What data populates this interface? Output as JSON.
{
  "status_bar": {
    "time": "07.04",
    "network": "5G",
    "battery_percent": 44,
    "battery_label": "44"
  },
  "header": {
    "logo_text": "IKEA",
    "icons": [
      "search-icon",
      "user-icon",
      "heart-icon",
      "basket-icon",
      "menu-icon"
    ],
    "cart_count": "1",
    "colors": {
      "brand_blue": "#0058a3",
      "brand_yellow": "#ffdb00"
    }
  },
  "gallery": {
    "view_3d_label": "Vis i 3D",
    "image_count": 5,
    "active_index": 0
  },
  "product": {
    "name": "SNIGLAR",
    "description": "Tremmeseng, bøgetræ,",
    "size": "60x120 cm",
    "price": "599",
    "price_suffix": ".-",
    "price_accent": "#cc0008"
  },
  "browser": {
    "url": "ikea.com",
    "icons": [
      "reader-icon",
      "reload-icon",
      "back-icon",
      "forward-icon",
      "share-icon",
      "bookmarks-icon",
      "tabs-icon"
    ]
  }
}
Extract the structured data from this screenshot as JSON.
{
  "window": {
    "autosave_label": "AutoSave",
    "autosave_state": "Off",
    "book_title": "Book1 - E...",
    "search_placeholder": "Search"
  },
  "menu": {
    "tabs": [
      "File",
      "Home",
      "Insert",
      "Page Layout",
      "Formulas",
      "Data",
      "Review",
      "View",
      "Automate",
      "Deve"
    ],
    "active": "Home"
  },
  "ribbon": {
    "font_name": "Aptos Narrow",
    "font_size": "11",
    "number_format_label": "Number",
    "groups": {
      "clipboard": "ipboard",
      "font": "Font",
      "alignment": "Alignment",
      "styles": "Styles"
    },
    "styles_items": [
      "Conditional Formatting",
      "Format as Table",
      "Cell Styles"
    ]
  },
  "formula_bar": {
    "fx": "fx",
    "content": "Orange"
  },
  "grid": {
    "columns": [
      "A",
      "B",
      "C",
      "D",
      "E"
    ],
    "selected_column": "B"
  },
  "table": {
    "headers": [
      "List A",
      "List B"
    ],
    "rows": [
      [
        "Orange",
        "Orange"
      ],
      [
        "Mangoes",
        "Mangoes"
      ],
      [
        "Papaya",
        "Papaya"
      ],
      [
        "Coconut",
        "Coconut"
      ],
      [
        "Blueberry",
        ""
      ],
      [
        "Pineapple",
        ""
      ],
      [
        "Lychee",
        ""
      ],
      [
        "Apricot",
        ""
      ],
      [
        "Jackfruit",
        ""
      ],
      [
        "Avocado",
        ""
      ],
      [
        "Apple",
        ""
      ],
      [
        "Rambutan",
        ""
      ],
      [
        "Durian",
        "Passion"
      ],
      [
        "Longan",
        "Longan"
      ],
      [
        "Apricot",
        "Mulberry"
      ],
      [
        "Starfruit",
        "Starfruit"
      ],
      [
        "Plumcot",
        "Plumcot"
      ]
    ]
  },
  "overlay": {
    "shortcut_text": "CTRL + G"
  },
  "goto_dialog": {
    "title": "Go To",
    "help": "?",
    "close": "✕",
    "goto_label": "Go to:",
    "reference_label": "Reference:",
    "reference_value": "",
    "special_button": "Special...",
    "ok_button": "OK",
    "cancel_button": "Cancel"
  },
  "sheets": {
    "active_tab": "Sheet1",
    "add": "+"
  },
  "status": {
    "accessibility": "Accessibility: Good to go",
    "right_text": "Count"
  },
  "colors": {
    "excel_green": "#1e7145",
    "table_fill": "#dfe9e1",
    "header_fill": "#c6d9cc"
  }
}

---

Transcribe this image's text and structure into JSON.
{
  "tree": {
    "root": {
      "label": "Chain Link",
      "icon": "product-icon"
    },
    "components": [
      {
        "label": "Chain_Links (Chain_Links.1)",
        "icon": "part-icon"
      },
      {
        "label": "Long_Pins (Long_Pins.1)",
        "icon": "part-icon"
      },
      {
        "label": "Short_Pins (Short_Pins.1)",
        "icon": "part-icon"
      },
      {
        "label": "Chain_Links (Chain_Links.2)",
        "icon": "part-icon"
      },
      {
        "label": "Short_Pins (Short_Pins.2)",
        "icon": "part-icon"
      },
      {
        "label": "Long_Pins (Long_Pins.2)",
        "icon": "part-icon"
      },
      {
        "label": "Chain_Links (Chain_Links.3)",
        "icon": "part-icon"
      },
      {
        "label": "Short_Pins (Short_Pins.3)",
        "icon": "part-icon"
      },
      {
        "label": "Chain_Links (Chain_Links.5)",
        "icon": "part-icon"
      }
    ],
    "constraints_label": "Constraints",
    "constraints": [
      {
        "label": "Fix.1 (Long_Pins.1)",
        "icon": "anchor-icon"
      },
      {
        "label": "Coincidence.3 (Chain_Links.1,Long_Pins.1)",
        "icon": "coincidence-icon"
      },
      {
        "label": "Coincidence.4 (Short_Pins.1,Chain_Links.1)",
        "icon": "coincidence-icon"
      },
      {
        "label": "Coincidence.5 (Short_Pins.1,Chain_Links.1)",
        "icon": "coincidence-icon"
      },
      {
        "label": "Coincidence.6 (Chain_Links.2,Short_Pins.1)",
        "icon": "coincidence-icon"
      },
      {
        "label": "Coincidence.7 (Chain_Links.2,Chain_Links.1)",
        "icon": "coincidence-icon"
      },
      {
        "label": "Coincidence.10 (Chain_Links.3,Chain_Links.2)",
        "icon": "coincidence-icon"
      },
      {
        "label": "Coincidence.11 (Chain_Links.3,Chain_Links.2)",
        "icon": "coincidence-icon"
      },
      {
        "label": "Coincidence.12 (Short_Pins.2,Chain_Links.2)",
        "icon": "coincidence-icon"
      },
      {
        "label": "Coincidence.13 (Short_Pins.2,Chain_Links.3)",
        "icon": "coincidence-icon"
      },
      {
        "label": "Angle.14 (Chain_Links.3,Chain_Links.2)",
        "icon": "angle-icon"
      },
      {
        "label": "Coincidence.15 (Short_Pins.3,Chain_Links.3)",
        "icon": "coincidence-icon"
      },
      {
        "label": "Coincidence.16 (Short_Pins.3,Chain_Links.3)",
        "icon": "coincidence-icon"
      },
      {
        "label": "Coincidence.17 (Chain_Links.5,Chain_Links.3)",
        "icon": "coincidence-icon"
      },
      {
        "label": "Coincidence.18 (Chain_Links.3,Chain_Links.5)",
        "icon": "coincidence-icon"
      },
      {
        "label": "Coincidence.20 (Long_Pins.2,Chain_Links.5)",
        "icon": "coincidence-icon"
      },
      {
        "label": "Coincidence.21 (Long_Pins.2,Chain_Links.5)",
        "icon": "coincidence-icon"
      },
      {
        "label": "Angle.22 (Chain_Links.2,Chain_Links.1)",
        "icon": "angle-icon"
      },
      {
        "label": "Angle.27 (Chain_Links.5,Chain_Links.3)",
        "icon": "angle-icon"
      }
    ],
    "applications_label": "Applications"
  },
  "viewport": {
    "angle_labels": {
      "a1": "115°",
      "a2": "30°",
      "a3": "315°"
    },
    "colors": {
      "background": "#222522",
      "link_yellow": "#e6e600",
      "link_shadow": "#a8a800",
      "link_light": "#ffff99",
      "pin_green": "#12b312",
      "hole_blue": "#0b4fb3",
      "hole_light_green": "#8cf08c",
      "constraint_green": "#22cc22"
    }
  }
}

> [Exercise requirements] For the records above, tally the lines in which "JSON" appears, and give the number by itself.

> [Answer section] 3